Tobacco trust funds going to balance state budget
I am writing in response to our state legislature's attempt to balance the budget of the state while jeopardizing the health of its citizens by passing H.B. 405.
On Nov. 23, 1998 the Ohio Attorney General's office, with 45 other states, settled a lawsuit against the tobacco industry, yielding payments of $246 billion dollars -- Ohio's share of $10.1 billion has been entrusted in a state appointed foundation.
Until recently, no state dollars were dedicated to reducing Ohio's high smoking rates. Funds coming to Ohio through the tobacco settlement offered an opportunity to implement comprehensive tobacco control programming that has proven effective at reducing youth smoking rates in other states. The lawsuit against the tobacco industry sought to reimburse the states for their costs in treating smoking-related illness. A portion of these funds should be used to address the problem. Now, as programming is about to be implemented, the General Assembly wants to take funding away from the foundation to fill a state budget shortfall.
According to the Campaign for Tobacco-Free Kids, Ohio's state government Medicaid payments directly related to tobacco use is $597 million dollars annually. Additional annual expenditures in Ohio for babies' health problems caused by mothers smoking or being exposed to secondhand smoke during pregnancy is estimated at $82 to $235 million. Much of the money from the tobacco settlement will implement a comprehensive program to reduce our smoking rates in Ohio, and the costs of treating ill smokers.
Smoking kills more people each year than alcohol, AIDS, car crashes, illegal drugs, murders and suicides combined - 19,500 people die each year in Ohio from smoking. Now, more than ever, the legislature needs to make a conscious decision to stand by the health of its citizens, like California, Florida and Oregon and keep the settlement dollars designed to protect future generations.
Tobacco control advocates from this area are all working diligently to reduce Ohio's smoking rates and the exposure to secondhand smoke. Let's not let them down by taking away their resources to save lives.
X The writer is a policy coordinator for Tobacco Free Ohio.
Military funerals should be reserved for veterans
What makes cops and firemen think they are special and they should be treated different?
Each one applying for the job should know there is an element of danger involved, just like hundreds of other jobs.
Once on the job, if the element of danger is to much for them, they can always quit and get a good job.
Anytime a cop or fireman who is not a veteran receives a military funeral it is a slap in the face of all those who put on the uniform of our country and earned that right and privilege.
Evil knows no boundaries:all neighborhoods at risk
I read the article by Jo Anne Viviano about the vandalism at Rev. Duesenberry's church. I am very sorry there are such evil people in our town.

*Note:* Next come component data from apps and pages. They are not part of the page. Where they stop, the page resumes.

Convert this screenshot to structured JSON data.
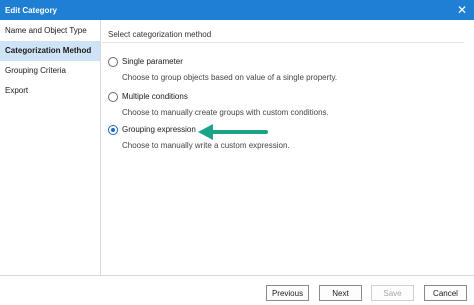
{
  "window": {
    "title": "Edit Category",
    "close_glyph": "✕"
  },
  "sidebar": {
    "items": [
      {
        "label": "Name and Object Type",
        "active": false
      },
      {
        "label": "Categorization Method",
        "active": true
      },
      {
        "label": "Grouping Criteria",
        "active": false
      },
      {
        "label": "Export",
        "active": false
      }
    ]
  },
  "main": {
    "section_title": "Select categorization method",
    "options": [
      {
        "label": "Single parameter",
        "description": "Choose to group objects based on value of a single property.",
        "selected": false
      },
      {
        "label": "Multiple conditions",
        "description": "Choose to manually create groups with custom conditions.",
        "selected": false
      },
      {
        "label": "Grouping expression",
        "description": "Choose to manually write a custom expression.",
        "selected": true
      }
    ],
    "annotation_arrow_color": "#1aa388"
  },
  "footer": {
    "previous_label": "Previous",
    "next_label": "Next",
    "save_label": "Save",
    "cancel_label": "Cancel",
    "save_disabled": true
  },
  "colors": {
    "title_bar": "#1e7fd3",
    "active_nav": "#cfe3f6"
  }
}
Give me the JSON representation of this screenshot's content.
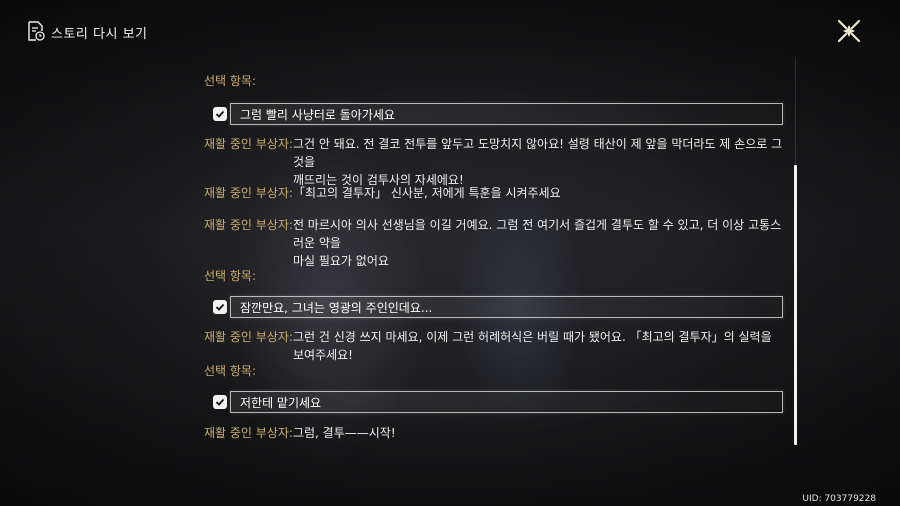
{
  "header": {
    "title": "스토리 다시 보기",
    "icon": "document-history-icon"
  },
  "close": {
    "icon": "close-x-icon"
  },
  "choice_label": "선택 항목:",
  "speaker": "재활 중인 부상자:",
  "choices": [
    "그럼 빨리 사냥터로 돌아가세요",
    "잠깐만요, 그녀는 영광의 주인인데요...",
    "저한테 맡기세요"
  ],
  "dialogue": [
    {
      "line1": "그건 안 돼요. 전 결코 전투를 앞두고 도망치지 않아요! 설령 태산이 제 앞을 막더라도 제 손으로 그것을",
      "line2": "깨뜨리는 것이 검투사의 자세에요!"
    },
    {
      "line1": "「최고의 결투자」 신사분, 저에게 특훈을 시켜주세요",
      "line2": ""
    },
    {
      "line1": "전 마르시아 의사 선생님을 이길 거예요. 그럼 전 여기서 즐겁게 결투도 할 수 있고, 더 이상 고통스러운 약을",
      "line2": "마실 필요가 없어요"
    },
    {
      "line1": "그런 건 신경 쓰지 마세요, 이제 그런 허례허식은 버릴 때가 됐어요. 「최고의 결투자」의 실력을 보여주세요!",
      "line2": ""
    },
    {
      "line1": "그럼, 결투——시작!",
      "line2": ""
    }
  ],
  "uid": "UID: 703779228",
  "colors": {
    "speaker": "#c9ad6e",
    "text": "#f0f0f0",
    "accent_gold": "#c9ad6e"
  }
}
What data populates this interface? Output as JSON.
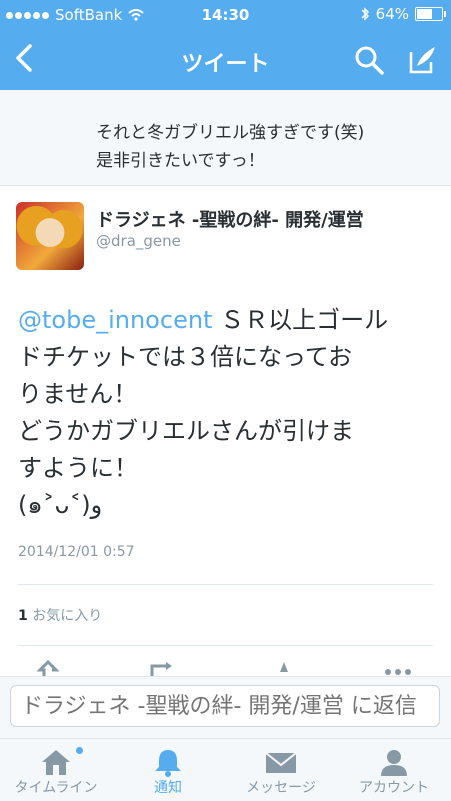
{
  "status_bar": {
    "carrier": "SoftBank",
    "time": "14:30",
    "battery": "64%"
  },
  "nav": {
    "title": "ツイート",
    "back_icon": "chevron-left-icon",
    "search_icon": "search-icon",
    "compose_icon": "compose-icon"
  },
  "context_tweet": {
    "line1": "それと冬ガブリエル強すぎです(笑)",
    "line2": "是非引きたいですっ！"
  },
  "tweet": {
    "author_name": "ドラジェネ -聖戦の絆- 開発/運営",
    "author_handle": "@dra_gene",
    "mention": "@tobe_innocent",
    "line1_rest": " ＳＲ以上ゴール",
    "line2": "ドチケットでは３倍になってお",
    "line3": "りません！",
    "line4": "どうかガブリエルさんが引けま",
    "line5": "すように！",
    "line6": "(๑˃ᴗ˂)ﻭ",
    "timestamp": "2014/12/01 0:57",
    "fav_count": "1",
    "fav_label": " お気に入り"
  },
  "reply": {
    "placeholder": "ドラジェネ -聖戦の絆- 開発/運営 に返信"
  },
  "tabs": [
    {
      "label": "タイムライン",
      "icon": "home-icon"
    },
    {
      "label": "通知",
      "icon": "bell-icon"
    },
    {
      "label": "メッセージ",
      "icon": "envelope-icon"
    },
    {
      "label": "アカウント",
      "icon": "person-icon"
    }
  ],
  "colors": {
    "accent": "#55acee",
    "text": "#292f33",
    "muted": "#8899a6"
  }
}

I was very upset at his remark that they don't expect this kind of action on the West Side. I live on the East Side, and although we have our share of evildoers no one side of town is immune to it.
His remark made me feel like they think they are better than us, which I know is not true because we have a lot of good people on the East Side.